:: PROBLEM DETAILS ::
Reply with the data below, repeated exactly in full.

:: SOURCE RECORDS ::
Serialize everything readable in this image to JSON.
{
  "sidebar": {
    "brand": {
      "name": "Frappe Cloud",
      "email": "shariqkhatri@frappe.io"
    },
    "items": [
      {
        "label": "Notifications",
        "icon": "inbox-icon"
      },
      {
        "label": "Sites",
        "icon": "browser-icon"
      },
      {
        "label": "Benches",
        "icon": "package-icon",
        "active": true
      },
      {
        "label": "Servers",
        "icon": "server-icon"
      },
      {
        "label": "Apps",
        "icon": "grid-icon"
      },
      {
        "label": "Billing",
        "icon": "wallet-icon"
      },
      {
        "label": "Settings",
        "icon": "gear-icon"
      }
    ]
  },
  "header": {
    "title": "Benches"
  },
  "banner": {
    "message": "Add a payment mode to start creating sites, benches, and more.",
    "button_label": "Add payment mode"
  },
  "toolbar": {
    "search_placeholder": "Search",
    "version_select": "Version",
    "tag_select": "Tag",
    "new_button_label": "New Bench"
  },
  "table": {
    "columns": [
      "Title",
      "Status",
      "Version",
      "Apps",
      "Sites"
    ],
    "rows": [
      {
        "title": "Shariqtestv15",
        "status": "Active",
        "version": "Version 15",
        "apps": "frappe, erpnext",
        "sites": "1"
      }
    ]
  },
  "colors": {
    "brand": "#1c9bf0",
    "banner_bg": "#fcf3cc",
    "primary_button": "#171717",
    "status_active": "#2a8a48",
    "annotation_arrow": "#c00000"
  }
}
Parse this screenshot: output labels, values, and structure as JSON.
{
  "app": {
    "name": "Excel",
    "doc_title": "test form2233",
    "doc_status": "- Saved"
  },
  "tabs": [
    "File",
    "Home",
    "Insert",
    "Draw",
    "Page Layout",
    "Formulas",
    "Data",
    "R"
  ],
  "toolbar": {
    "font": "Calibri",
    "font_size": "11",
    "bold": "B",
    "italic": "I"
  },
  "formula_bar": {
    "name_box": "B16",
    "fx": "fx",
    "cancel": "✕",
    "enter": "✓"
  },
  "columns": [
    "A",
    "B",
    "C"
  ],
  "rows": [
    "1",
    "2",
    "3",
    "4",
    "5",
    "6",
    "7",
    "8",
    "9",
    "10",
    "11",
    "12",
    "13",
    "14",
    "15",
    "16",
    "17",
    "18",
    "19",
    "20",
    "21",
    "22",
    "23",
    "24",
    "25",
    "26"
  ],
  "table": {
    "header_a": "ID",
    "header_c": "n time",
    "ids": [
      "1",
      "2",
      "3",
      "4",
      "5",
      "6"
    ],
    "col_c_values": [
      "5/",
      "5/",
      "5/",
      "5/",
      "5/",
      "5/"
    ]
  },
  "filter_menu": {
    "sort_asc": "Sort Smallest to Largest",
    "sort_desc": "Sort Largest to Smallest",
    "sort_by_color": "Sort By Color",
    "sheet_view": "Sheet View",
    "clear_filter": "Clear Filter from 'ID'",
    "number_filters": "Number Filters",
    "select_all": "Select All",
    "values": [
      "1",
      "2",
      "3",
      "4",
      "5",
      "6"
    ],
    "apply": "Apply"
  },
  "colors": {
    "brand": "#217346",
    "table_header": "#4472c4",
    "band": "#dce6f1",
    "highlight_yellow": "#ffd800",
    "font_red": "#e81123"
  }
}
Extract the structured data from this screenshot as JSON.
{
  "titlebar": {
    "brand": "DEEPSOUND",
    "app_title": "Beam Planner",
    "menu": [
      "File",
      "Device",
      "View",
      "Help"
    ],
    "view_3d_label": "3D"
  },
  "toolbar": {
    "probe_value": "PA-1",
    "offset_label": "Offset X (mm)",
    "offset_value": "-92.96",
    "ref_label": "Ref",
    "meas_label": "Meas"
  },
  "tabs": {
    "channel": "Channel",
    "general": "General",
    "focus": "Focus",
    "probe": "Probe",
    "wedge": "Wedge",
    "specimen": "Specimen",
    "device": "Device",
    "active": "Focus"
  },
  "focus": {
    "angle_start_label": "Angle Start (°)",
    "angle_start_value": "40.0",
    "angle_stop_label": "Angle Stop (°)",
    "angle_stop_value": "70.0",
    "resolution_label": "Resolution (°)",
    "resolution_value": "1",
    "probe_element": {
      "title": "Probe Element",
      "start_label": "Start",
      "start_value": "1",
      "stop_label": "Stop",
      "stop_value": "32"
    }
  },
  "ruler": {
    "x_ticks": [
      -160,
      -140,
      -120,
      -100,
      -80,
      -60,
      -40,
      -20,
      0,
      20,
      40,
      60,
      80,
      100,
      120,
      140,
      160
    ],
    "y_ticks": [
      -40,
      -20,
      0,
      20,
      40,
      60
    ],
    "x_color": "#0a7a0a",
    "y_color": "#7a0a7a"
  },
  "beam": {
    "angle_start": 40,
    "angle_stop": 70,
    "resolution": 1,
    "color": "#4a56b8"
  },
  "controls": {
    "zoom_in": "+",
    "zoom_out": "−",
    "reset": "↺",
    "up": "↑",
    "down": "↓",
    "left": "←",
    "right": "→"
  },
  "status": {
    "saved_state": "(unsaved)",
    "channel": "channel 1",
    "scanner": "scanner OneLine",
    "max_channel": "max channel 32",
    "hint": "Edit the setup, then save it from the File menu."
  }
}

:: RESPONSE TO THE EXERCISE ::
Serialize everything readable in this image to JSON.
{
  "sidebar": {
    "brand": {
      "name": "Frappe Cloud",
      "email": "shariqkhatri@frappe.io"
    },
    "items": [
      {
        "label": "Notifications",
        "icon": "inbox-icon"
      },
      {
        "label": "Sites",
        "icon": "browser-icon"
      },
      {
        "label": "Benches",
        "icon": "package-icon",
        "active": true
      },
      {
        "label": "Servers",
        "icon": "server-icon"
      },
      {
        "label": "Apps",
        "icon": "grid-icon"
      },
      {
        "label": "Billing",
        "icon": "wallet-icon"
      },
      {
        "label": "Settings",
        "icon": "gear-icon"
      }
    ]
  },
  "header": {
    "title": "Benches"
  },
  "banner": {
    "message": "Add a payment mode to start creating sites, benches, and more.",
    "button_label": "Add payment mode"
  },
  "toolbar": {
    "search_placeholder": "Search",
    "version_select": "Version",
    "tag_select": "Tag",
    "new_button_label": "New Bench"
  },
  "table": {
    "columns": [
      "Title",
      "Status",
      "Version",
      "Apps",
      "Sites"
    ],
    "rows": [
      {
        "title": "Shariqtestv15",
        "status": "Active",
        "version": "Version 15",
        "apps": "frappe, erpnext",
        "sites": "1"
      }
    ]
  },
  "colors": {
    "brand": "#1c9bf0",
    "banner_bg": "#fcf3cc",
    "primary_button": "#171717",
    "status_active": "#2a8a48",
    "annotation_arrow": "#c00000"
  }
}
Parse this screenshot: output labels, values, and structure as JSON.
{
  "app": {
    "name": "Excel",
    "doc_title": "test form2233",
    "doc_status": "- Saved"
  },
  "tabs": [
    "File",
    "Home",
    "Insert",
    "Draw",
    "Page Layout",
    "Formulas",
    "Data",
    "R"
  ],
  "toolbar": {
    "font": "Calibri",
    "font_size": "11",
    "bold": "B",
    "italic": "I"
  },
  "formula_bar": {
    "name_box": "B16",
    "fx": "fx",
    "cancel": "✕",
    "enter": "✓"
  },
  "columns": [
    "A",
    "B",
    "C"
  ],
  "rows": [
    "1",
    "2",
    "3",
    "4",
    "5",
    "6",
    "7",
    "8",
    "9",
    "10",
    "11",
    "12",
    "13",
    "14",
    "15",
    "16",
    "17",
    "18",
    "19",
    "20",
    "21",
    "22",
    "23",
    "24",
    "25",
    "26"
  ],
  "table": {
    "header_a": "ID",
    "header_c": "n time",
    "ids": [
      "1",
      "2",
      "3",
      "4",
      "5",
      "6"
    ],
    "col_c_values": [
      "5/",
      "5/",
      "5/",
      "5/",
      "5/",
      "5/"
    ]
  },
  "filter_menu": {
    "sort_asc": "Sort Smallest to Largest",
    "sort_desc": "Sort Largest to Smallest",
    "sort_by_color": "Sort By Color",
    "sheet_view": "Sheet View",
    "clear_filter": "Clear Filter from 'ID'",
    "number_filters": "Number Filters",
    "select_all": "Select All",
    "values": [
      "1",
      "2",
      "3",
      "4",
      "5",
      "6"
    ],
    "apply": "Apply"
  },
  "colors": {
    "brand": "#217346",
    "table_header": "#4472c4",
    "band": "#dce6f1",
    "highlight_yellow": "#ffd800",
    "font_red": "#e81123"
  }
}
Extract the structured data from this screenshot as JSON.
{
  "titlebar": {
    "brand": "DEEPSOUND",
    "app_title": "Beam Planner",
    "menu": [
      "File",
      "Device",
      "View",
      "Help"
    ],
    "view_3d_label": "3D"
  },
  "toolbar": {
    "probe_value": "PA-1",
    "offset_label": "Offset X (mm)",
    "offset_value": "-92.96",
    "ref_label": "Ref",
    "meas_label": "Meas"
  },
  "tabs": {
    "channel": "Channel",
    "general": "General",
    "focus": "Focus",
    "probe": "Probe",
    "wedge": "Wedge",
    "specimen": "Specimen",
    "device": "Device",
    "active": "Focus"
  },
  "focus": {
    "angle_start_label": "Angle Start (°)",
    "angle_start_value": "40.0",
    "angle_stop_label": "Angle Stop (°)",
    "angle_stop_value": "70.0",
    "resolution_label": "Resolution (°)",
    "resolution_value": "1",
    "probe_element": {
      "title": "Probe Element",
      "start_label": "Start",
      "start_value": "1",
      "stop_label": "Stop",
      "stop_value": "32"
    }
  },
  "ruler": {
    "x_ticks": [
      -160,
      -140,
      -120,
      -100,
      -80,
      -60,
      -40,
      -20,
      0,
      20,
      40,
      60,
      80,
      100,
      120,
      140,
      160
    ],
    "y_ticks": [
      -40,
      -20,
      0,
      20,
      40,
      60
    ],
    "x_color": "#0a7a0a",
    "y_color": "#7a0a7a"
  },
  "beam": {
    "angle_start": 40,
    "angle_stop": 70,
    "resolution": 1,
    "color": "#4a56b8"
  },
  "controls": {
    "zoom_in": "+",
    "zoom_out": "−",
    "reset": "↺",
    "up": "↑",
    "down": "↓",
    "left": "←",
    "right": "→"
  },
  "status": {
    "saved_state": "(unsaved)",
    "channel": "channel 1",
    "scanner": "scanner OneLine",
    "max_channel": "max channel 32",
    "hint": "Edit the setup, then save it from the File menu."
  }
}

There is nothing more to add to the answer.